    • How is efficiency measured? Many studies compare the number of staff employed and the volume of patients treated This is a very crude approach to medical practice It may take much longer to explore the reasons for not performing a surgical operation for example than immediately doing one Quick throughput which does not uncover the real disease issue may be less efficient eventually
    • Wanless Report 2006 Compared „productivity‟ 5 years after looking at the NHS in 2001 after the NHS reforms of 2000 Lamented the fact that Agenda for Change had consumed about 70% of the increased money put into the NHS. Considered that „productivity‟ had not increased commensurately with increased investment. Quality of care was not measured
    • Management costs 2003Government funded study showed, by analysingpublished figures of workforce that :France spent 10% of health budget onadministrative costsCanada spent 10% but possibly 17%UK spent 14% (was 5% before 1984 Griffiths)USA spent 17% but possibly 31% depending onhow you interpreted the figures.

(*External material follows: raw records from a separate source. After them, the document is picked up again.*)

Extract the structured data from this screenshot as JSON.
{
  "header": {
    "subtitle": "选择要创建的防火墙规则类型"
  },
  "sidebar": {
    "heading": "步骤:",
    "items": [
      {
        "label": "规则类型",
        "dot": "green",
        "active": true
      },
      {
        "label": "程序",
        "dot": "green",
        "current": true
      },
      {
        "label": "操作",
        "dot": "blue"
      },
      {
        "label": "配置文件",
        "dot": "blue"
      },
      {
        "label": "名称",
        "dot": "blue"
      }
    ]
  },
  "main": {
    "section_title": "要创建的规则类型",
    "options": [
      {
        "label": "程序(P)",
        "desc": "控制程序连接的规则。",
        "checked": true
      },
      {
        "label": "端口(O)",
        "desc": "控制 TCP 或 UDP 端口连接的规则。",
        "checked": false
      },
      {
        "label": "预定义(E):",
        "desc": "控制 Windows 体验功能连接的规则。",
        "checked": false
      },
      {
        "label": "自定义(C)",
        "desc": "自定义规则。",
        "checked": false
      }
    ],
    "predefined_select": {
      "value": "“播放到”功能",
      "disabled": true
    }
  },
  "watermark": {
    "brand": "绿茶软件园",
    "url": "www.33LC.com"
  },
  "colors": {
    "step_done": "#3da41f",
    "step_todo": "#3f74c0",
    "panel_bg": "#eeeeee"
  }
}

    • Global experience Structural adjustment programmes forced on countries as part of IMF loans have used market mechanisms which have: Used user fees which have Increased inequitable provision of care Forced people to avoid using health care Increased mortalityEastern Europe including Russia, Sub Saharan Africa, Latin America and Asia affected
    • Health care unsuitable for a market There is assymmetry of information between patient (consumer) and provider (seller) of services. Economic theory predicts that price competition is likely to lead to declining quality where (as in healthcare) quality is harder to measure than price. Evidence from the 1990s internal market and cost- constrained markets in the US confirms this with falling prices and reduced quality…… NHS Confederation
    • Higher cost of private care in US Medicare HMOs admin costs 15% compared with 3% in traditional Medicare Medicare dialysis centres cost 9% more than non-profit centres. Mortality is 2% higher and costs 19% higher in investor-owned hospitals compared to private hospitals (Woolhandler and Himmelstein 2007) Veteran‟s administration hospitals less expensnve but have higher quality than other hospitals
    • Market failure in healthcareMarket failure in healthcare is a well recognised problem in theory and practice (Arrow, Brown) 1. “Information asymmetry”. Patients are not well enough informed to make choices. Patient vulnerability. Need for “Choice advisors”. Also primary and secondary care 2. Healthcare is difficult to commodify. Contracts are complex. Contracts are based on mistrust 3. Risk of supplier induced demand 4. Excess capacity is needed for market choice to work i.e a plurality of providers 5. Exit is very difficult ie Hospital closures are a political hot potato 6. Expensive to enter market – e.g ISTCs (given 11% extra tariff)
    • Market failure7. Insurance systems will give the cheapest and best coverage to the well, and the most expensive and least coverage to the sick 8. Doctors control access to the healthcare market. Professionalism is a problem 9. Markets provide for wants rather than needs. 10. Price signals dont work. Payment occurs after care. Healthcare costs are prohibitive. Pooling of risks 11. Need for specialty clusters and high volume workload 12. First duty of investor owned firms is to their shareholders, not patients – “cream skimming” 13. The market is a blind power without any social orientation: it cannot solve social problems 14. Need to plan for local population needs
    • Can market forces makethe NHS more efficient?The answer is NO
    • Further Reading Colin Leys Market-driven politics (2001) Verso Allyson Pollock NHS-plc (2005) Verso John Lister Health Policy Reform (2005) The NHS after 60:for patients or profits? (2008) Stewart Player & Colin Leys Confuse and Conceal Merlin Press 2008 House of Commons Health Committee (2010) Commissioning. Fourth Report of session 2009-10 An alternative to the market: report of a roundtable discusssion July 2010 available free from BMA website www.bma.org